read.cash is a platform where you could earn money (total earned by users so far: $ 814,030.44).
You could get tips for writing articles and comments, which are paid in Bitcoin Cash (BCH) cryptocurrency,
which can be spent on the Internet or converted to your local money.
A study by University College London in the United Kingdom found that people feel the same way about their home as they do about smartphones. That is the whole world.
Smartphone users have homes in their pockets. Avoid your relatives for the instrument. Of course, all this is known. However, a new study showed a new finger in the eye.
A team of anthropologists from University College London (UCL) in the United Kingdom has been monitoring smartphone users in nine countries for more than a year, The Guardian reports. At the end of the study, they said, smartphones are no longer just devices. Just as people feel about their home, so do smartphones.

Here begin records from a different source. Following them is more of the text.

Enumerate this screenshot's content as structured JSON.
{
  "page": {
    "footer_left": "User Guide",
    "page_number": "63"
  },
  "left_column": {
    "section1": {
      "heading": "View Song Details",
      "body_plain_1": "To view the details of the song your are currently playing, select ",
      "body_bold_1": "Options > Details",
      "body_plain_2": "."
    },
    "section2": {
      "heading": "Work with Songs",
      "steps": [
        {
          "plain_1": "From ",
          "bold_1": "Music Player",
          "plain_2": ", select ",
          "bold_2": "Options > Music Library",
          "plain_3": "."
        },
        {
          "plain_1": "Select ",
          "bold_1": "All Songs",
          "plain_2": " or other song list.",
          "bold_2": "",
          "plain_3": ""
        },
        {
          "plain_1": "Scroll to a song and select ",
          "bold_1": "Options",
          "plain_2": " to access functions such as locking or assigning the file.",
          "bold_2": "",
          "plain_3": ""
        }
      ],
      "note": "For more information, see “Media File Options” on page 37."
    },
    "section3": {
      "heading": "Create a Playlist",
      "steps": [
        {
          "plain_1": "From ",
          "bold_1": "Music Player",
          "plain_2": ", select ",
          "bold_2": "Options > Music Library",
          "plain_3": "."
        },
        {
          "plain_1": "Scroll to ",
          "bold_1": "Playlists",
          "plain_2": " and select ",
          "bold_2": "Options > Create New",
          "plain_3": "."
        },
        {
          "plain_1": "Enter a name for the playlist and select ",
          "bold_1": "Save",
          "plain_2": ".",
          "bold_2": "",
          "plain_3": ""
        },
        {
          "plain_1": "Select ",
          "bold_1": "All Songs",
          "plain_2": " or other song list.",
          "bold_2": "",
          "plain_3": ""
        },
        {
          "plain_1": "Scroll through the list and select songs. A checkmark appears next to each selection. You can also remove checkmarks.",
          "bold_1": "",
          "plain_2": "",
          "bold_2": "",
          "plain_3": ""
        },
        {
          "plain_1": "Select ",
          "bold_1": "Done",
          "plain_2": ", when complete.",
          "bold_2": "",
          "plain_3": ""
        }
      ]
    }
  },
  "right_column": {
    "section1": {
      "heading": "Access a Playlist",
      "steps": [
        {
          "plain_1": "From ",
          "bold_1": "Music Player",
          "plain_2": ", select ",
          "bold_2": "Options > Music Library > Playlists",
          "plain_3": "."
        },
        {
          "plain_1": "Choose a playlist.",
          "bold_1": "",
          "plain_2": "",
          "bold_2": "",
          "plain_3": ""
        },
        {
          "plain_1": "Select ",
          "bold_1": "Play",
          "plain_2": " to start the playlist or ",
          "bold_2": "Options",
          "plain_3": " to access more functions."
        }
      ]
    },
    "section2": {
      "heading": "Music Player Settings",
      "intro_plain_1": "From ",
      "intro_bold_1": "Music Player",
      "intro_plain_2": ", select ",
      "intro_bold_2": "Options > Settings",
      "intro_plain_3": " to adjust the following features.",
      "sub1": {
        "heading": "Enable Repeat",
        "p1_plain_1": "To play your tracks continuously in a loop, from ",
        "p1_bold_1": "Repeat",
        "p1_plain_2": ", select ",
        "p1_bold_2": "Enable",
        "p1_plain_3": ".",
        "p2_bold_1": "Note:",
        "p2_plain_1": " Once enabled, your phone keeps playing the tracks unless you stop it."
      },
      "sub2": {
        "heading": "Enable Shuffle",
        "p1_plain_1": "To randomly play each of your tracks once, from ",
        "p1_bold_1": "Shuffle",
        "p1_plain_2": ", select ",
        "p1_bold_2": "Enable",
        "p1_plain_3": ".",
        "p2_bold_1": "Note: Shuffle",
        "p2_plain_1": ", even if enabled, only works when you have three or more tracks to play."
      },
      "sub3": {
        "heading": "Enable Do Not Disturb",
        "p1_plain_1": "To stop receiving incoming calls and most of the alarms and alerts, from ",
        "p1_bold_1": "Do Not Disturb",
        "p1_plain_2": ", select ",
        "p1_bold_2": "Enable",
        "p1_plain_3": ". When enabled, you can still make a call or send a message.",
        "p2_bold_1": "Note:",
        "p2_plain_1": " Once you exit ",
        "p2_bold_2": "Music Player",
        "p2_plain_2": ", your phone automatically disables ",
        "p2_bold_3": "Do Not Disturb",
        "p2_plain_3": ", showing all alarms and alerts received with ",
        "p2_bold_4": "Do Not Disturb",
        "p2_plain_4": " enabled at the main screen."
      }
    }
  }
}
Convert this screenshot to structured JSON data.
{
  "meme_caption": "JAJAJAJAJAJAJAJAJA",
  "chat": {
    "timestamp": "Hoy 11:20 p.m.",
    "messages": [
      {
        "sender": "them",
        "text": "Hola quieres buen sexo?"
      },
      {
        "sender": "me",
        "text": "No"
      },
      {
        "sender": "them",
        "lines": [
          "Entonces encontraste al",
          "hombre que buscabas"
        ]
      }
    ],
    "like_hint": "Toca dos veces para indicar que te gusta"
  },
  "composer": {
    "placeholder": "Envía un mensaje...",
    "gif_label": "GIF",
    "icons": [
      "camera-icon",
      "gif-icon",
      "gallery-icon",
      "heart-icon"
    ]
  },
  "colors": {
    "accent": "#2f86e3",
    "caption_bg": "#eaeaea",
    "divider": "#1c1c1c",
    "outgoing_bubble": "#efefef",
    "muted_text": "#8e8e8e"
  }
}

The research team was led by Professor Daniel Miller. "Smartphones are no longer just devices," he told The Guardian. We are in it now. It has become our abode. The downside to human relations is that a person next to us disappears in an instant. Whether it's while eating, in a meeting or doing something with others, it's like a man 'going home' with a smartphone.
Although physically close, we are socially, professionally or emotionally alone.
In face-to-face communication with people, we are moving towards 'near death', Miller said. "Even though we are physically close, we are socially, professionally or emotionally alone," he said. We are learning to live with this risk.
If there is a single reason for such a change, it is the messaging apps like WhatsApp, the researchers said. He referred to these apps as the 'heart of smartphones'. For many users in most parts of the world, smartphones are just an app, they wrote.
This is probably the first time in the amount of time we 'live' on a smartphone while awake, that the challenge of being the equivalent of our home or workplace has emerged.
For example, they mention Line in Japan, WeChat in China and WhatsApp in Brazil. The children look for apps in the apps to take care of the elderly parents, the parents also gladly send pictures of the children, and the immigrant finds his family.
"This is probably the first time in the amount of time we" live "on a smartphone while awake, that it has become a challenge to be on par with our home or workplace," the research report said.
The study looked at the use of smartphones by people who consider themselves 'neither young nor old'.
Although the research highlighted the disadvantages of using a smartphone, the team did not forget to mention that the device is essential for communication.